> In my time I've seen countless people completely screw up their system by attempting to partition hard drives and install linux. Many a kid has accidentally wiped their windows installation and erased their father's work files.
...which has squat to do with whether or not it's installing Linux, Windows, or MacOS. Each of them will happily destroy your files for you if you decide to use them on the wrong machine, or in an inappropriate manner, or without backing your files up first.
Re: probably be a low take up
> Linux's backward compatibility is strictly at the Source Code level -- you generally have to recompile anything to make it run on a newer kernel or libc.
...which is not that different from DirectX really.
On the other hand, Unix-in-general has a number of ways of helping you get around this kind of problem.
Re: Locked into enforced throw-away
> Mac Mini?
Overpriced and underpowered crap that will cook itself.
> Mac Pro?
> Basically they are two separate things on the same site, pay for one or the other or both, its your call *
It's useful to have a heads up either way. It would be a shame to fly across the pond and then schlep all the way up there and miss out because of a misunderstanding fueled by petty politics and the egos of tiny men.
Re: "heroic codebreakers of Bletchley Park"
They were heroes. So they were heroic by definition.

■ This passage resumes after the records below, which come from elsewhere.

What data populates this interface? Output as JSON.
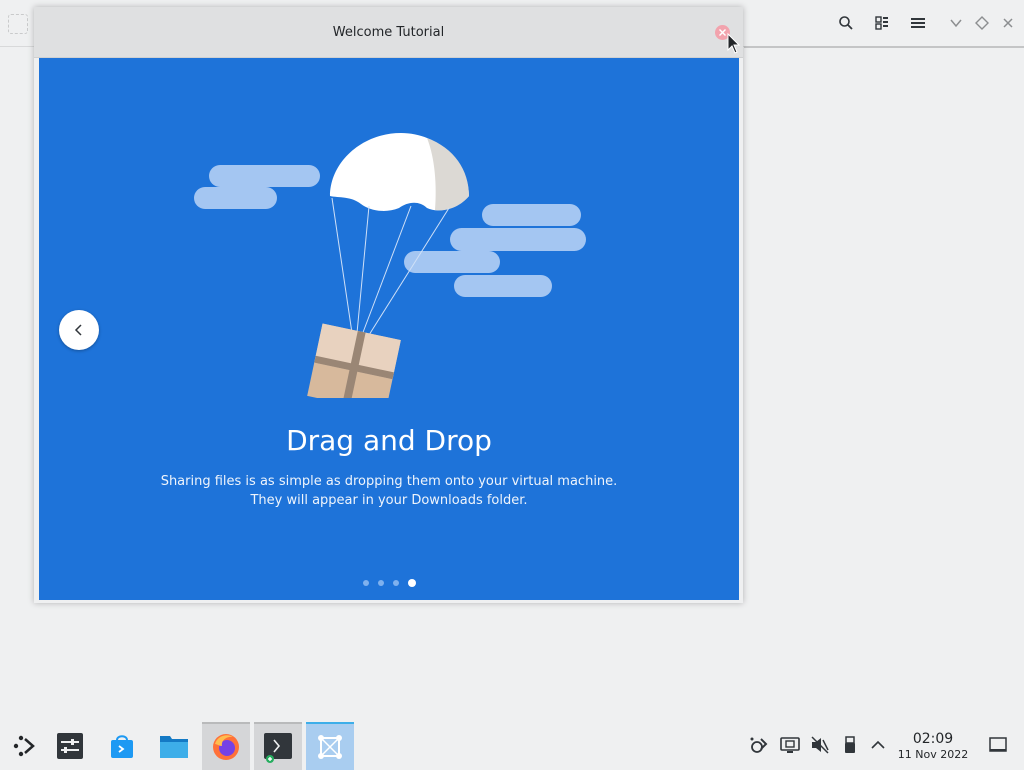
{
  "dialog": {
    "title": "Welcome Tutorial",
    "slide": {
      "title": "Drag and Drop",
      "description": "Sharing files is as simple as dropping them onto your virtual machine. They will appear in your Downloads folder."
    },
    "dots": {
      "count": 4,
      "active_index": 3
    }
  },
  "topbar": {
    "icons": [
      "search-icon",
      "grid-view-icon",
      "hamburger-menu-icon",
      "chevron-down-icon",
      "diamond-icon",
      "close-icon"
    ]
  },
  "taskbar": {
    "apps": [
      "application-launcher",
      "system-settings",
      "discover-store",
      "file-manager",
      "firefox",
      "terminal",
      "screenshot-tool"
    ],
    "clock": {
      "time": "02:09",
      "date": "11 Nov 2022"
    }
  },
  "colors": {
    "panel_blue": "#1e73d9",
    "cloud": "#a4c6f2",
    "box": "#d7b99c",
    "close_button": "#f2a3ad"
  }
}
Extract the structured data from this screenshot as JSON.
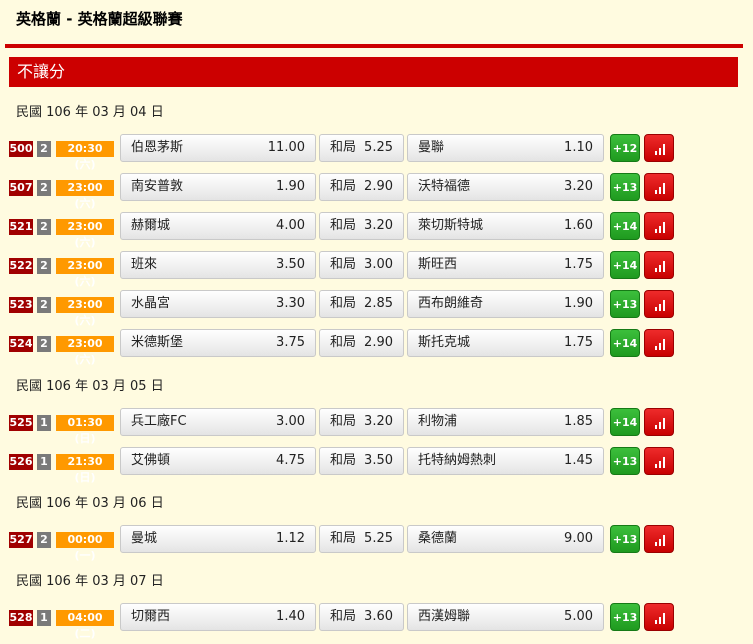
{
  "header": {
    "title": "英格蘭 - 英格蘭超級聯賽"
  },
  "section": {
    "label": "不讓分"
  },
  "draw_label": "和局",
  "colors": {
    "accent": "#cc0000",
    "time_badge": "#ff9900",
    "plus_button": "#2aa52a",
    "stats_button": "#dd0000"
  },
  "dates": [
    {
      "label": "民國 106 年 03 月 04 日"
    },
    {
      "label": "民國 106 年 03 月 05 日"
    },
    {
      "label": "民國 106 年 03 月 06 日"
    },
    {
      "label": "民國 106 年 03 月 07 日"
    }
  ],
  "matches": [
    {
      "no": "500",
      "group": "2",
      "time": "20:30 (六)",
      "home": "伯恩茅斯",
      "home_odds": "11.00",
      "draw_odds": "5.25",
      "away": "曼聯",
      "away_odds": "1.10",
      "more": "+12",
      "stats_icon": "bar-chart-icon"
    },
    {
      "no": "507",
      "group": "2",
      "time": "23:00 (六)",
      "home": "南安普敦",
      "home_odds": "1.90",
      "draw_odds": "2.90",
      "away": "沃特福德",
      "away_odds": "3.20",
      "more": "+13",
      "stats_icon": "bar-chart-icon"
    },
    {
      "no": "521",
      "group": "2",
      "time": "23:00 (六)",
      "home": "赫爾城",
      "home_odds": "4.00",
      "draw_odds": "3.20",
      "away": "萊切斯特城",
      "away_odds": "1.60",
      "more": "+14",
      "stats_icon": "bar-chart-icon"
    },
    {
      "no": "522",
      "group": "2",
      "time": "23:00 (六)",
      "home": "班來",
      "home_odds": "3.50",
      "draw_odds": "3.00",
      "away": "斯旺西",
      "away_odds": "1.75",
      "more": "+14",
      "stats_icon": "bar-chart-icon"
    },
    {
      "no": "523",
      "group": "2",
      "time": "23:00 (六)",
      "home": "水晶宮",
      "home_odds": "3.30",
      "draw_odds": "2.85",
      "away": "西布朗維奇",
      "away_odds": "1.90",
      "more": "+13",
      "stats_icon": "bar-chart-icon"
    },
    {
      "no": "524",
      "group": "2",
      "time": "23:00 (六)",
      "home": "米德斯堡",
      "home_odds": "3.75",
      "draw_odds": "2.90",
      "away": "斯托克城",
      "away_odds": "1.75",
      "more": "+14",
      "stats_icon": "bar-chart-icon"
    },
    {
      "no": "525",
      "group": "1",
      "time": "01:30 (日)",
      "home": "兵工廠FC",
      "home_odds": "3.00",
      "draw_odds": "3.20",
      "away": "利物浦",
      "away_odds": "1.85",
      "more": "+14",
      "stats_icon": "bar-chart-icon"
    },
    {
      "no": "526",
      "group": "1",
      "time": "21:30 (日)",
      "home": "艾佛頓",
      "home_odds": "4.75",
      "draw_odds": "3.50",
      "away": "托特納姆熱刺",
      "away_odds": "1.45",
      "more": "+13",
      "stats_icon": "bar-chart-icon"
    },
    {
      "no": "527",
      "group": "2",
      "time": "00:00 (一)",
      "home": "曼城",
      "home_odds": "1.12",
      "draw_odds": "5.25",
      "away": "桑德蘭",
      "away_odds": "9.00",
      "more": "+13",
      "stats_icon": "bar-chart-icon"
    },
    {
      "no": "528",
      "group": "1",
      "time": "04:00 (二)",
      "home": "切爾西",
      "home_odds": "1.40",
      "draw_odds": "3.60",
      "away": "西漢姆聯",
      "away_odds": "5.00",
      "more": "+13",
      "stats_icon": "bar-chart-icon"
    }
  ]
}
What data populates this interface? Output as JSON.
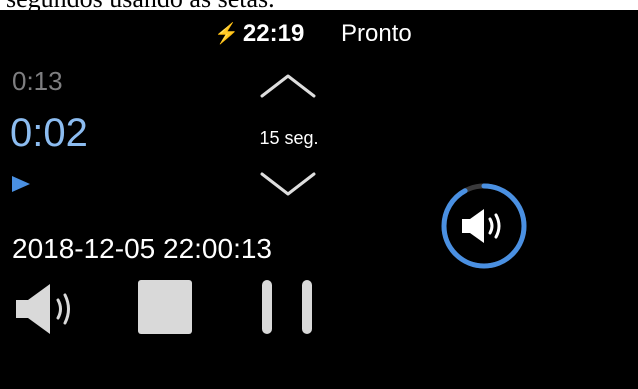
{
  "caption": {
    "text": "segundos usando as setas."
  },
  "status_bar": {
    "time": "22:19",
    "title": "Pronto"
  },
  "timer": {
    "elapsed_small": "0:13",
    "elapsed_big": "0:02",
    "interval_label": "15 seg."
  },
  "timestamp": "2018-12-05 22:00:13",
  "colors": {
    "accent": "#4a90e2",
    "elapsed_big": "#8cbcf0",
    "charging": "#3fd14a",
    "control": "#d9d9d9"
  },
  "icons": [
    "charging-bolt-icon",
    "play-indicator-icon",
    "chevron-up-icon",
    "chevron-down-icon",
    "speaker-icon",
    "stop-icon",
    "pause-icon"
  ],
  "progress_ring": {
    "fraction": 0.92
  }
}
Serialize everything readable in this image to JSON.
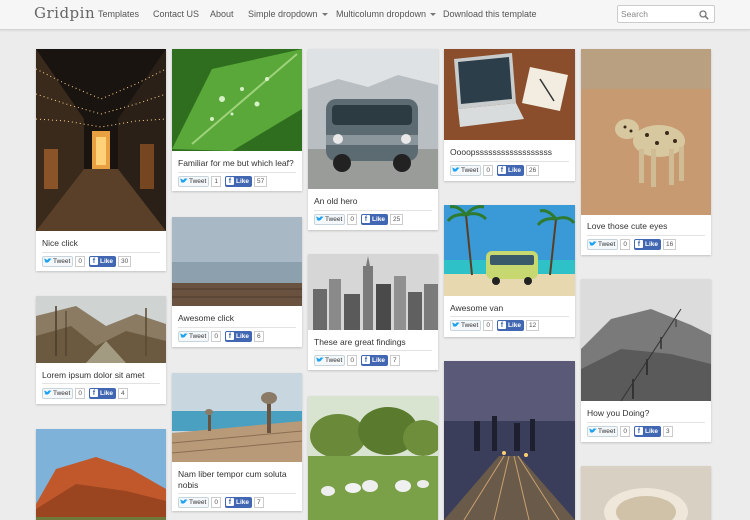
{
  "brand": "Gridpin",
  "nav": {
    "templates": "Templates",
    "contact": "Contact US",
    "about": "About",
    "simple_dropdown": "Simple dropdown",
    "multicolumn_dropdown": "Multicolumn dropdown",
    "download": "Download this template"
  },
  "search": {
    "placeholder": "Search"
  },
  "buttons": {
    "tweet": "Tweet",
    "like": "Like"
  },
  "pins": [
    {
      "caption": "Nice click",
      "tweets": "0",
      "likes": "30"
    },
    {
      "caption": "Familiar for me but which leaf?",
      "tweets": "1",
      "likes": "57"
    },
    {
      "caption": "An old hero",
      "tweets": "0",
      "likes": "25"
    },
    {
      "caption": "Oooopssssssssssssssssss",
      "tweets": "0",
      "likes": "26"
    },
    {
      "caption": "Love those cute eyes",
      "tweets": "0",
      "likes": "16"
    },
    {
      "caption": "Lorem ipsum dolor sit amet",
      "tweets": "0",
      "likes": "4"
    },
    {
      "caption": "Awesome click",
      "tweets": "0",
      "likes": "6"
    },
    {
      "caption": "These are great findings",
      "tweets": "0",
      "likes": "7"
    },
    {
      "caption": "Awesome van",
      "tweets": "0",
      "likes": "12"
    },
    {
      "caption": "How you Doing?",
      "tweets": "0",
      "likes": "3"
    },
    {
      "caption": "Nam liber tempor cum soluta nobis",
      "tweets": "0",
      "likes": "7"
    }
  ],
  "colors": {
    "like_blue": "#4267b2",
    "twitter_blue": "#1da1f2",
    "page_bg": "#ececec"
  }
}
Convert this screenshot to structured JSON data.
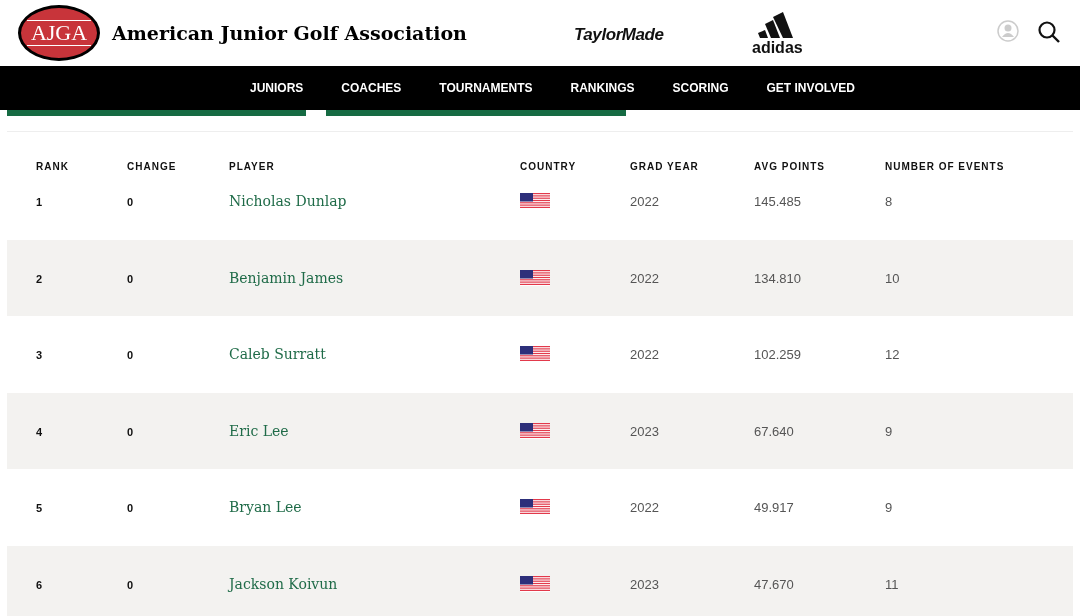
{
  "header": {
    "logo_text": "AJGA",
    "title": "American Junior Golf Association",
    "sponsors": [
      "TaylorMade",
      "adidas"
    ]
  },
  "nav": [
    "JUNIORS",
    "COACHES",
    "TOURNAMENTS",
    "RANKINGS",
    "SCORING",
    "GET INVOLVED"
  ],
  "table": {
    "columns": [
      "RANK",
      "CHANGE",
      "PLAYER",
      "COUNTRY",
      "GRAD YEAR",
      "AVG POINTS",
      "NUMBER OF EVENTS"
    ],
    "rows": [
      {
        "rank": "1",
        "change": "0",
        "player": "Nicholas Dunlap",
        "grad_year": "2022",
        "avg_points": "145.485",
        "events": "8"
      },
      {
        "rank": "2",
        "change": "0",
        "player": "Benjamin James",
        "grad_year": "2022",
        "avg_points": "134.810",
        "events": "10"
      },
      {
        "rank": "3",
        "change": "0",
        "player": "Caleb Surratt",
        "grad_year": "2022",
        "avg_points": "102.259",
        "events": "12"
      },
      {
        "rank": "4",
        "change": "0",
        "player": "Eric Lee",
        "grad_year": "2023",
        "avg_points": "67.640",
        "events": "9"
      },
      {
        "rank": "5",
        "change": "0",
        "player": "Bryan Lee",
        "grad_year": "2022",
        "avg_points": "49.917",
        "events": "9"
      },
      {
        "rank": "6",
        "change": "0",
        "player": "Jackson Koivun",
        "grad_year": "2023",
        "avg_points": "47.670",
        "events": "11"
      }
    ]
  }
}
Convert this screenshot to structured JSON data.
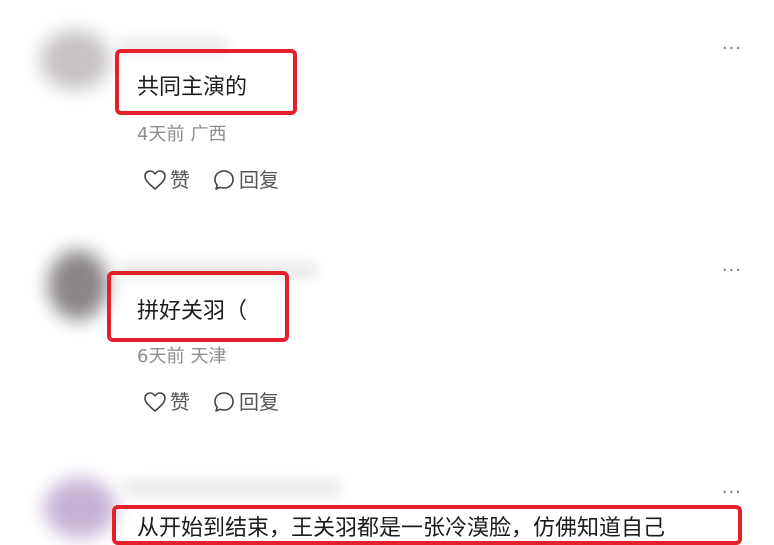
{
  "comments": [
    {
      "text": "共同主演的",
      "time": "4天前",
      "location": "广西",
      "like_label": "赞",
      "reply_label": "回复",
      "more_label": "···"
    },
    {
      "text": "拼好关羽（",
      "time": "6天前",
      "location": "天津",
      "like_label": "赞",
      "reply_label": "回复",
      "more_label": "···"
    },
    {
      "text": "从开始到结束，王关羽都是一张冷漠脸，仿佛知道自己",
      "more_label": "···"
    }
  ],
  "colors": {
    "highlight_border": "#e5202a",
    "meta_text": "#8d8d8d"
  }
}
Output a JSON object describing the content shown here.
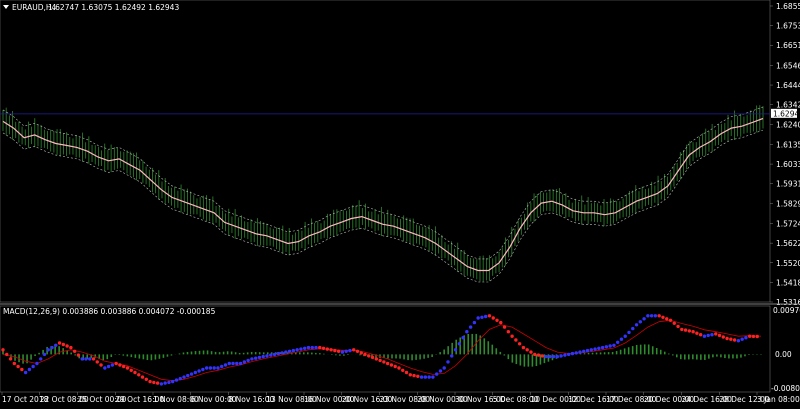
{
  "main_window": {
    "symbol_label": "EURAUD,H4",
    "ohlc": "1.62747 1.63075 1.62492 1.62943",
    "current_price": "1.62943",
    "price_scale": [
      "1.68550",
      "1.67530",
      "1.66510",
      "1.65460",
      "1.64440",
      "1.63420",
      "1.62400",
      "1.61350",
      "1.60330",
      "1.59310",
      "1.58290",
      "1.57240",
      "1.56220",
      "1.55200",
      "1.54180",
      "1.53160"
    ]
  },
  "macd_window": {
    "label": "MACD(12,26,9) 0.003886 0.003886 0.004072 -0.000185",
    "scale": [
      "0.009768",
      "0.00",
      "-0.008065"
    ]
  },
  "time_axis": [
    "17 Oct 2018",
    "22 Oct 08:00",
    "25 Oct 00:00",
    "29 Oct 16:00",
    "1 Nov 08:00",
    "6 Nov 00:00",
    "8 Nov 16:00",
    "13 Nov 08:00",
    "16 Nov 00:00",
    "20 Nov 16:00",
    "23 Nov 08:00",
    "28 Nov 00:00",
    "30 Nov 16:00",
    "5 Dec 08:00",
    "10 Dec 00:00",
    "12 Dec 16:00",
    "17 Dec 08:00",
    "20 Dec 00:00",
    "24 Dec 16:00",
    "28 Dec 12:00",
    "3 Jan 08:00"
  ],
  "colors": {
    "background": "#000000",
    "grid_text": "#ffffff",
    "price_line": "#000080",
    "ma_line": "#ffb6c1",
    "bands": "#c0c0c0",
    "candles": "#2e8b2e",
    "macd_up": "#3333ff",
    "macd_down": "#ff2222",
    "signal": "#cc0000",
    "histogram": "#2e8b2e"
  },
  "chart_data": [
    {
      "type": "line",
      "name_ref": "main_window.symbol_label",
      "x_categories_ref": "time_axis",
      "price_range": [
        1.5316,
        1.6855
      ],
      "series_values": [
        1.6255,
        1.622,
        1.617,
        1.6185,
        1.616,
        1.614,
        1.613,
        1.612,
        1.61,
        1.607,
        1.605,
        1.606,
        1.603,
        1.6,
        1.595,
        1.59,
        1.586,
        1.584,
        1.582,
        1.58,
        1.578,
        1.573,
        1.571,
        1.569,
        1.567,
        1.566,
        1.564,
        1.562,
        1.563,
        1.566,
        1.568,
        1.571,
        1.573,
        1.575,
        1.576,
        1.574,
        1.572,
        1.571,
        1.569,
        1.567,
        1.565,
        1.562,
        1.558,
        1.554,
        1.55,
        1.548,
        1.548,
        1.552,
        1.56,
        1.57,
        1.578,
        1.583,
        1.584,
        1.582,
        1.579,
        1.578,
        1.578,
        1.577,
        1.578,
        1.581,
        1.584,
        1.586,
        1.588,
        1.592,
        1.6,
        1.608,
        1.612,
        1.615,
        1.619,
        1.622,
        1.623,
        1.625,
        1.627
      ],
      "current_price": 1.62943,
      "band_offset": 0.006
    },
    {
      "type": "line",
      "name_ref": "macd_window.label",
      "y_range": [
        -0.008065,
        0.009768
      ],
      "macd_values": [
        0.001,
        -0.002,
        -0.004,
        -0.002,
        0.001,
        0.0025,
        0.0015,
        -0.001,
        -0.001,
        -0.003,
        -0.002,
        -0.003,
        -0.0045,
        -0.006,
        -0.0065,
        -0.006,
        -0.005,
        -0.004,
        -0.003,
        -0.003,
        -0.002,
        -0.002,
        -0.001,
        -0.0005,
        0,
        0.0005,
        0.001,
        0.0015,
        0.0015,
        0.001,
        0.0005,
        0.001,
        0,
        -0.001,
        -0.002,
        -0.003,
        -0.0045,
        -0.005,
        -0.005,
        -0.003,
        0.001,
        0.005,
        0.008,
        0.0085,
        0.007,
        0.004,
        0.0015,
        0,
        -0.0005,
        -0.0005,
        0,
        0.0005,
        0.001,
        0.0015,
        0.002,
        0.004,
        0.0065,
        0.0085,
        0.0085,
        0.0075,
        0.0055,
        0.005,
        0.004,
        0.0045,
        0.0035,
        0.003,
        0.004,
        0.0039
      ],
      "signal_values": [
        0,
        -0.0005,
        -0.0015,
        -0.002,
        -0.001,
        0.0005,
        0.001,
        0.0005,
        -0.0003,
        -0.0015,
        -0.002,
        -0.0025,
        -0.0035,
        -0.0045,
        -0.0055,
        -0.0058,
        -0.0055,
        -0.0048,
        -0.004,
        -0.0035,
        -0.0028,
        -0.0023,
        -0.0016,
        -0.001,
        -0.0005,
        0,
        0.0005,
        0.001,
        0.0012,
        0.0011,
        0.0009,
        0.0009,
        0.0005,
        -0.0002,
        -0.001,
        -0.002,
        -0.003,
        -0.0038,
        -0.0044,
        -0.0042,
        -0.0025,
        0,
        0.003,
        0.0055,
        0.0065,
        0.006,
        0.0045,
        0.003,
        0.0015,
        0.0005,
        0.0002,
        0.0003,
        0.0006,
        0.001,
        0.0014,
        0.0025,
        0.0042,
        0.006,
        0.0072,
        0.0075,
        0.0068,
        0.0062,
        0.0054,
        0.005,
        0.0045,
        0.004,
        0.0041,
        0.004
      ]
    }
  ]
}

China also has the benefit of 50 years worth of experience of other nations and the intervening improvements in technology. The US and Soviets were making this stuff up as they went along and doing it with tech older than you are.
Re: In the words of Arnold J. Rimmer
Nah. You know everything made in China is crap...
- 'Windows 9' LEAK: Microsoft's playing catchup with Linux
- Infosec geniuses hack a Canon PRINTER and install DOOM
- Boffins say they've got Lithium batteries the wrong way around
- Game Theory Half a BILLION in the making: Bungie's Destiny reviewed
- Phones 4u slips into administration after EE cuts ties with Brit mobe retailer